What to produce> In the entries below, count every line containing "BEGIN". Reply with the number alone.

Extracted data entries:

--- START ---

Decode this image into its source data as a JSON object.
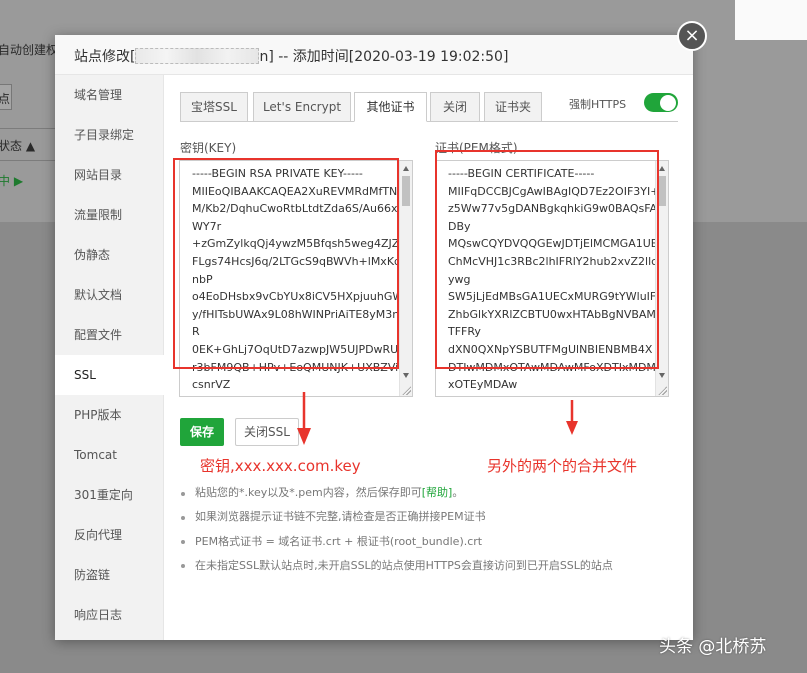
{
  "background": {
    "left_text_1": "自动创建权",
    "left_btn": "点",
    "left_status": "状态 ▲",
    "left_running": "中 ▶"
  },
  "dialog": {
    "title_prefix": "站点修改[",
    "title_suffix": "n] -- 添加时间[2020-03-19 19:02:50]",
    "close_symbol": "×"
  },
  "sidebar": {
    "items": [
      {
        "label": "域名管理"
      },
      {
        "label": "子目录绑定"
      },
      {
        "label": "网站目录"
      },
      {
        "label": "流量限制"
      },
      {
        "label": "伪静态"
      },
      {
        "label": "默认文档"
      },
      {
        "label": "配置文件"
      },
      {
        "label": "SSL"
      },
      {
        "label": "PHP版本"
      },
      {
        "label": "Tomcat"
      },
      {
        "label": "301重定向"
      },
      {
        "label": "反向代理"
      },
      {
        "label": "防盗链"
      },
      {
        "label": "响应日志"
      }
    ],
    "active": "SSL"
  },
  "tabs": {
    "items": [
      {
        "label": "宝塔SSL"
      },
      {
        "label": "Let's Encrypt"
      },
      {
        "label": "其他证书"
      },
      {
        "label": "关闭"
      },
      {
        "label": "证书夹"
      }
    ],
    "active": "其他证书"
  },
  "https": {
    "label": "强制HTTPS",
    "enabled": true
  },
  "key_field": {
    "label": "密钥(KEY)",
    "value": "-----BEGIN RSA PRIVATE KEY-----\nMIIEoQIBAAKCAQEA2XuREVMRdMfTNM/Kb2/DqhuCwoRtbLtdtZda6S/Au66xWY7r\n+zGmZylkqQj4ywzM5Bfqsh5weg4ZJZFLgs74HcsJ6q/2LTGcS9qBWVh+lMxKdnbP\no4EoDHsbx9vCbYUx8iCV5HXpjuuhGWy/fHITsbUWAx9L08hWINPriAiTE8yM3niR\n0EK+GhLj7OqUtD7azwpJW5UJPDwRUsr3bFM9QB+HPv+EoQMUNJK+UXBZVicsnrVZ"
  },
  "cert_field": {
    "label": "证书(PEM格式)",
    "value": "-----BEGIN CERTIFICATE-----\nMIIFqDCCBJCgAwIBAgIQD7Ez2OIF3YI+z5Ww77v5gDANBgkqhkiG9w0BAQsFADBy\nMQswCQYDVQQGEwJDTjElMCMGA1UEChMcVHJ1c3RBc2lhIFRlY2hub2xvZ2llcywg\nSW5jLjEdMBsGA1UECxMURG9tYWluIFZhbGlkYXRlZCBTU0wxHTAbBgNVBAMTFFRy\ndXN0QXNpYSBUTFMgUlNBIENBMB4XDTIwMDMxOTAwMDAwMFoXDTIxMDMxOTEyMDAw"
  },
  "buttons": {
    "save": "保存",
    "close_ssl": "关闭SSL"
  },
  "annotations": {
    "key_note": "密钥,xxx.xxx.com.key",
    "cert_note": "另外的两个的合并文件"
  },
  "tips": {
    "tip1_text": "粘贴您的*.key以及*.pem内容，然后保存即可",
    "tip1_link": "[帮助]",
    "tip1_end": "。",
    "tip2": "如果浏览器提示证书链不完整,请检查是否正确拼接PEM证书",
    "tip3": "PEM格式证书 = 域名证书.crt + 根证书(root_bundle).crt",
    "tip4": "在未指定SSL默认站点时,未开启SSL的站点使用HTTPS会直接访问到已开启SSL的站点"
  },
  "watermark": "头条 @北桥苏",
  "colors": {
    "accent_green": "#20a53a",
    "annotation_red": "#e8342c"
  }
}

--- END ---

Task answer> 2